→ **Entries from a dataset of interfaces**
^^^^^^^^^^^^^^^^

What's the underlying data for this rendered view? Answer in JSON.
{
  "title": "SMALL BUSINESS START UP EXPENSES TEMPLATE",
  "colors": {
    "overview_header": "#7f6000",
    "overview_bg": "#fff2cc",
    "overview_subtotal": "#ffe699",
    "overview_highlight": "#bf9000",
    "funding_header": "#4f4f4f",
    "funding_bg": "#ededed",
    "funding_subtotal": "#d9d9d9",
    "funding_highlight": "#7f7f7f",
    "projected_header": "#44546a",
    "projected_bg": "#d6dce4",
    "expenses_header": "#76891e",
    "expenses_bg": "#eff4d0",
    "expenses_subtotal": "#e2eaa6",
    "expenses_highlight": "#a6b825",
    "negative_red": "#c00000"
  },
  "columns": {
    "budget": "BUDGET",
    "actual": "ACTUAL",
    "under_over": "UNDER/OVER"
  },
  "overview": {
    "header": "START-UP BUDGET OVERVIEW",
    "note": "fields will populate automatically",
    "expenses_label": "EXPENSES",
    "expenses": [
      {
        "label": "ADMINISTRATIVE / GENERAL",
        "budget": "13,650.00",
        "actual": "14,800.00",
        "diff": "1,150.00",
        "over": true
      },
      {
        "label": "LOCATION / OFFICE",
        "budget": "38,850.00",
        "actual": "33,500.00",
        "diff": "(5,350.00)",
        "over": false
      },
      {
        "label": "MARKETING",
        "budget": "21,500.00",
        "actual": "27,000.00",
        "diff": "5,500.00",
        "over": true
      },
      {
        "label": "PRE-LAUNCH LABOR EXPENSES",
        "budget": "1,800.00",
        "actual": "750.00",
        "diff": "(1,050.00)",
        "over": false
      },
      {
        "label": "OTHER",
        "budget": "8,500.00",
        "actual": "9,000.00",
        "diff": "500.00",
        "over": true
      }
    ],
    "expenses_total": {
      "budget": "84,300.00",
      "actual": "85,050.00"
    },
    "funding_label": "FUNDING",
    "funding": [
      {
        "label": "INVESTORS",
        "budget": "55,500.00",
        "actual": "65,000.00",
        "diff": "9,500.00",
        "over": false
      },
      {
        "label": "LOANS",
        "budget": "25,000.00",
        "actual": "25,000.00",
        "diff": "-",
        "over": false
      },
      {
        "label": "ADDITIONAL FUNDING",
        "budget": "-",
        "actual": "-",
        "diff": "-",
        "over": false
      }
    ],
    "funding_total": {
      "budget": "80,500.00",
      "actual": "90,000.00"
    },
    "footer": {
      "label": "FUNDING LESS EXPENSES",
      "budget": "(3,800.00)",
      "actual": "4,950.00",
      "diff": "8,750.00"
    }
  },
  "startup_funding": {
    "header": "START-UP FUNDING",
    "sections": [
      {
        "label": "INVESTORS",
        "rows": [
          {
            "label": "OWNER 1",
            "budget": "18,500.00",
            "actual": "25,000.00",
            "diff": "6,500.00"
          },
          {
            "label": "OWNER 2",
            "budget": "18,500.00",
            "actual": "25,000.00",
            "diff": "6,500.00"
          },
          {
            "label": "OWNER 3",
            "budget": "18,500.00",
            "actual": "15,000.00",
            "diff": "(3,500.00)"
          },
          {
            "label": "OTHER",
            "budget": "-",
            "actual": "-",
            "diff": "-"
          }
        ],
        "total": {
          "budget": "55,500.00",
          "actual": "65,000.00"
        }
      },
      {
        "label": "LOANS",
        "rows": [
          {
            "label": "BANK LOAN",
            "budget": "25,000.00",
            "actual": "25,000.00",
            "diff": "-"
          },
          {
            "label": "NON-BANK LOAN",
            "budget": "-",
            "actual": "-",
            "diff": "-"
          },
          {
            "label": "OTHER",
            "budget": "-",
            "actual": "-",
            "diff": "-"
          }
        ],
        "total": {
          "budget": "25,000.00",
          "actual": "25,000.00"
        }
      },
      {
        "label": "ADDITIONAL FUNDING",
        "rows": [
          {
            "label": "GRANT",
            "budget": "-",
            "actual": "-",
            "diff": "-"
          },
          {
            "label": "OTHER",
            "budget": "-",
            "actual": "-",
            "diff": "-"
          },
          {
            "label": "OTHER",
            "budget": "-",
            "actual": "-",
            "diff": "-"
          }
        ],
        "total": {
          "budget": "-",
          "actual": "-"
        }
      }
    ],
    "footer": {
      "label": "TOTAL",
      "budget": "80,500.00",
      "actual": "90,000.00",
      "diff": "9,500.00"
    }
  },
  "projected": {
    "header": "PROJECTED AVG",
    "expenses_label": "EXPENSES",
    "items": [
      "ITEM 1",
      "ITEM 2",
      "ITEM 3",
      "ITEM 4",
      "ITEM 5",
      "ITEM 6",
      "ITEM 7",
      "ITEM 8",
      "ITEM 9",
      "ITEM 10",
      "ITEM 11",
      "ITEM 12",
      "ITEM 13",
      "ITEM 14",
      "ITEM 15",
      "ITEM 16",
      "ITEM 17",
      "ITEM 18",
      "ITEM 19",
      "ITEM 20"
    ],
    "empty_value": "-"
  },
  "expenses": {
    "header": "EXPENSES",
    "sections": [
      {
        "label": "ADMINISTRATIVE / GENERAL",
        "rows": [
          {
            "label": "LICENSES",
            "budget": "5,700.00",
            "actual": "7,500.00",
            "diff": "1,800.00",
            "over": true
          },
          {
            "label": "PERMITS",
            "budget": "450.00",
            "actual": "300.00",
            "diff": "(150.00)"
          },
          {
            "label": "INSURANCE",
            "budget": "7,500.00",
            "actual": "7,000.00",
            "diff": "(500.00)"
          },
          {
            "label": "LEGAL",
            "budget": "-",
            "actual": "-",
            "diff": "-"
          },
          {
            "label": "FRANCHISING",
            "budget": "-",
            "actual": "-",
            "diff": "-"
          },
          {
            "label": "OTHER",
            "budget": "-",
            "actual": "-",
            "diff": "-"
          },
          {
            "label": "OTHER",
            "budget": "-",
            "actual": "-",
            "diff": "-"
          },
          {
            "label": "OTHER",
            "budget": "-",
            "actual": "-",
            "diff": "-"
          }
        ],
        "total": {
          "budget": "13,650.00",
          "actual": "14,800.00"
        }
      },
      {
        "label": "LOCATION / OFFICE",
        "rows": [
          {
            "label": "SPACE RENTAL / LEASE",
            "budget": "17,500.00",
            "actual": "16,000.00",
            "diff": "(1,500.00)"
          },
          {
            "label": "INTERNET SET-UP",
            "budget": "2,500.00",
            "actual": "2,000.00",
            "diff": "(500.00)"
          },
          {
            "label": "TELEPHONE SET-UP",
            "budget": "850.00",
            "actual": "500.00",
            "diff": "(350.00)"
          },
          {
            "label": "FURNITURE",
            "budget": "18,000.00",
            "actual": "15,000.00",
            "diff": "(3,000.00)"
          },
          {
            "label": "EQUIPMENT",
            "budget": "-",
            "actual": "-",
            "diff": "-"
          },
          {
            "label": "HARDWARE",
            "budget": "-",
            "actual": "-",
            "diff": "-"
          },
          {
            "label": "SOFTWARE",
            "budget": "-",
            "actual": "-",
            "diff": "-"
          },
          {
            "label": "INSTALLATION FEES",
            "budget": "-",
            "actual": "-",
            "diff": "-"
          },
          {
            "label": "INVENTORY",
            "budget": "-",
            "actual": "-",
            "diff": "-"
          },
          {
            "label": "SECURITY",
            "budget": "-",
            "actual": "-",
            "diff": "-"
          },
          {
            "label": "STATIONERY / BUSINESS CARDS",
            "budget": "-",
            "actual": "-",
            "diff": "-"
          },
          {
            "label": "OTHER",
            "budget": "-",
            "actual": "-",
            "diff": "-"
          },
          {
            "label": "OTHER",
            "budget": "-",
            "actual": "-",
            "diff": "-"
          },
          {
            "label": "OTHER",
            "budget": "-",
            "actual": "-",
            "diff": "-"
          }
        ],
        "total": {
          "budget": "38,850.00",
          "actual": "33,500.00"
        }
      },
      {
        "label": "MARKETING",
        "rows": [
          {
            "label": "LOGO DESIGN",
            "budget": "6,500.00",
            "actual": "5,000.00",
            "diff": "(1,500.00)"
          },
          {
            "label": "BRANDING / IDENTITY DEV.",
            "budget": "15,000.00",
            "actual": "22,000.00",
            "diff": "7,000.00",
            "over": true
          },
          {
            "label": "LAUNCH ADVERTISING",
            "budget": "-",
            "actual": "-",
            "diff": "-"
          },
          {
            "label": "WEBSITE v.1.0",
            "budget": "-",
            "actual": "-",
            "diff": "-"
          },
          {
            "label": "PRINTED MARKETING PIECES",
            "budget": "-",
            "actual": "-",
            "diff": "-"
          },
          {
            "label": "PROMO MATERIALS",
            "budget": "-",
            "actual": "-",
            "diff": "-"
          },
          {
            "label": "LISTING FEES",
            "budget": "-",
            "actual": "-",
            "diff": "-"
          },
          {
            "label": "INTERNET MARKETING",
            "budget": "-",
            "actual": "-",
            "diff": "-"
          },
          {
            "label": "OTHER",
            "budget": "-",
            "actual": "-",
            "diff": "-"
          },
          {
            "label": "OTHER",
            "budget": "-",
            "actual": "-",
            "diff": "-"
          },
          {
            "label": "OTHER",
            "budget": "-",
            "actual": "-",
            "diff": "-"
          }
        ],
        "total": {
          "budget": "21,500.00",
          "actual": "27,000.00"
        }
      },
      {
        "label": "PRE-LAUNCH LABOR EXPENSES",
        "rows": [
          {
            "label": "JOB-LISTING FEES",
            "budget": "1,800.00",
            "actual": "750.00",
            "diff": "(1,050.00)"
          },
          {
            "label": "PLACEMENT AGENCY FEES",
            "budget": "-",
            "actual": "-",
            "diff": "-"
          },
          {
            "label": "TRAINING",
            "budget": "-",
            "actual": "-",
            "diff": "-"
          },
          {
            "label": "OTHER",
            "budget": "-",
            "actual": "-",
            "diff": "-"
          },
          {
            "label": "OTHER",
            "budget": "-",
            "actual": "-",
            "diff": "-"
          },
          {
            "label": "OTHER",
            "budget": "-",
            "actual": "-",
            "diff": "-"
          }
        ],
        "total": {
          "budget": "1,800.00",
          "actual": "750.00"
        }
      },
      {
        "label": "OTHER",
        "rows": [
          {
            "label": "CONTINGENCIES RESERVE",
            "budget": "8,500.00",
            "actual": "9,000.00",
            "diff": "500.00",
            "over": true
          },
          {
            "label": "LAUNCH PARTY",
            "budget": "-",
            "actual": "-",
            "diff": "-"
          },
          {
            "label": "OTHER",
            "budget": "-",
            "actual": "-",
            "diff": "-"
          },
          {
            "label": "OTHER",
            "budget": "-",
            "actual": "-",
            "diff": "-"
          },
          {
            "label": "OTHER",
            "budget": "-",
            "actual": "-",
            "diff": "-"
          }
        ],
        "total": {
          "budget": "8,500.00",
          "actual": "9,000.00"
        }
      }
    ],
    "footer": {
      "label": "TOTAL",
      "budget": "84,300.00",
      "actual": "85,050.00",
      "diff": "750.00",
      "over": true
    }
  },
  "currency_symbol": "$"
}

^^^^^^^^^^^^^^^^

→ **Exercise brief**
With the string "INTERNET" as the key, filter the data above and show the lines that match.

→ **Answer to this task**
            "label": "INTERNET SET-UP",
            "label": "INTERNET MARKETING",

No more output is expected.